Following the release of The Sinking City in June 2019, Frogwares said Nacon attempted to cancel previously-approved milestones, meaning that it would not receive any profit on the sale of the game. This was the action that resulted in the lawsuit: "A retroactive cancellation on not delivering a product on time that is already out in the market is not acceptable," the studio said.

After the suit was filed, Frogwares said it found numerous inconsistencies in income reports that made it impossible to determine whether sales or revenues were being properly calculated. It also discovered that some copyright notices were incorrect, and that the Frogwares logo had been removed from some PlayStation 4 and Xbox One game covers and marketing materials, giving the impression that Nacon and not Frogwares owned the property. There was even a tabletop RPG produced without the studio's knowledge.
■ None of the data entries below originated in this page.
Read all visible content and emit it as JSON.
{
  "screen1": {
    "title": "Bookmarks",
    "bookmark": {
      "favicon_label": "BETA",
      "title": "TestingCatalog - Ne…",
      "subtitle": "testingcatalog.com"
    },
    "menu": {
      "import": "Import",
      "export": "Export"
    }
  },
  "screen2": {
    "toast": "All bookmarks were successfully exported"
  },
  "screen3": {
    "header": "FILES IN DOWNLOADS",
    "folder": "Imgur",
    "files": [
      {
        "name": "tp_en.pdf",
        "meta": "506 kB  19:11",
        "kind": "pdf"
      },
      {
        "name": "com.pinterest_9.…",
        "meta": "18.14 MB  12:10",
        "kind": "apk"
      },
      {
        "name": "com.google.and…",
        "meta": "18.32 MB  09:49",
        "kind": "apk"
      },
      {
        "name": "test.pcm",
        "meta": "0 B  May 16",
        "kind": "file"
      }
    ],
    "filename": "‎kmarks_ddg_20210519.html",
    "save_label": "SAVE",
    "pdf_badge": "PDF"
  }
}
"We tried to contact BigBen/Nacon for 11 months and resolve these issues, but we have not received any satisfactory response from their representatives," Frogwares said. "So during a lengthy and exhausting legal battle, we finally decided to terminate the contract on April 20th, 2020, because of the numerous above-mentioned issues."

Frogwares said that Nacon attempted to use emergency laws intended to protect businesses during the COVID-19 pandemic to resist the termination of the contract, although it was ultimately compelled by French courts. Despite that, Frogwares says that it is still owed roughly €1 million in royalties, and that confusion over who actually owns The Sinking City is still causing headaches, and led some storefronts to "preemptively delist" the game while waiting for everything to be sorted out.

"Given these breaches, ongoing hurdles and an unwillingness to cooperate, Frogwares last resort was to request the removal of The Sinking City from any remaining stores to at least halt any further sales going to BBI/Nacon," it said.

The Sinking City is still available for purchase on Origin and directly from Frogwares, and the studio expressed hope that it will return to other storefronts soon. 

Update: Publisher Nacon "emphatically" denied the allegations made by Frogwares, saying in an August 26 statement that the studio is attempting to discredit the publisher while the matter is still before the courts.

"A dispute between Nacon and Frogwares over the interpretation of the Sinking City videogame publishing agreement is pending before French courts. A decision is not expected for several months," Nacon said.: However, Frogwares thought it necessary to anticipate the upcoming ruling by issuing a press release on their website and Twitter feed, which reflects a personal and erroneous interpretation of the content of the agreement and the nature of this dispute."

"Nacon emphatically rejects this open letter, the terms of which do not square with the facts. Frogwares is seeking to discredit Nacon in the eyes of the public and professionals alike (even going so far as disclosing confidential information!) and to jeopardize the distribution of The Sinking City, the development of which was principally funded by Nacon. This behavior, unworthy of any professional, is unacceptable and Nacon intends to take legal action so as to get them convicted and obtain redress. Nacon is confident about the outcome of the dispute, irrespective of the tricks used by Frogwares to cause them harm."

Nacon declined to comment on the matter further.

Andy Chalk

Andy has been gaming on PCs from the very beginning, starting as a youngster with text adventures and primitive action games on a cassette-based TRS80. From there he graduated to the glory days of Sierra Online adventures and Microprose sims, ran a local BBS, learned how to build PCs, and developed a longstanding love of RPGs, immersive sims, and shooters. He began writing videogame news in 2007 for The Escapist and somehow managed to avoid getting fired until 2014, when he joined the storied ranks of PC Gamer. He covers all aspects of the industry, from new game announcements and patch notes to legal disputes, Twitch beefs, esports, and Henry Cavill. Lots of Henry Cavill.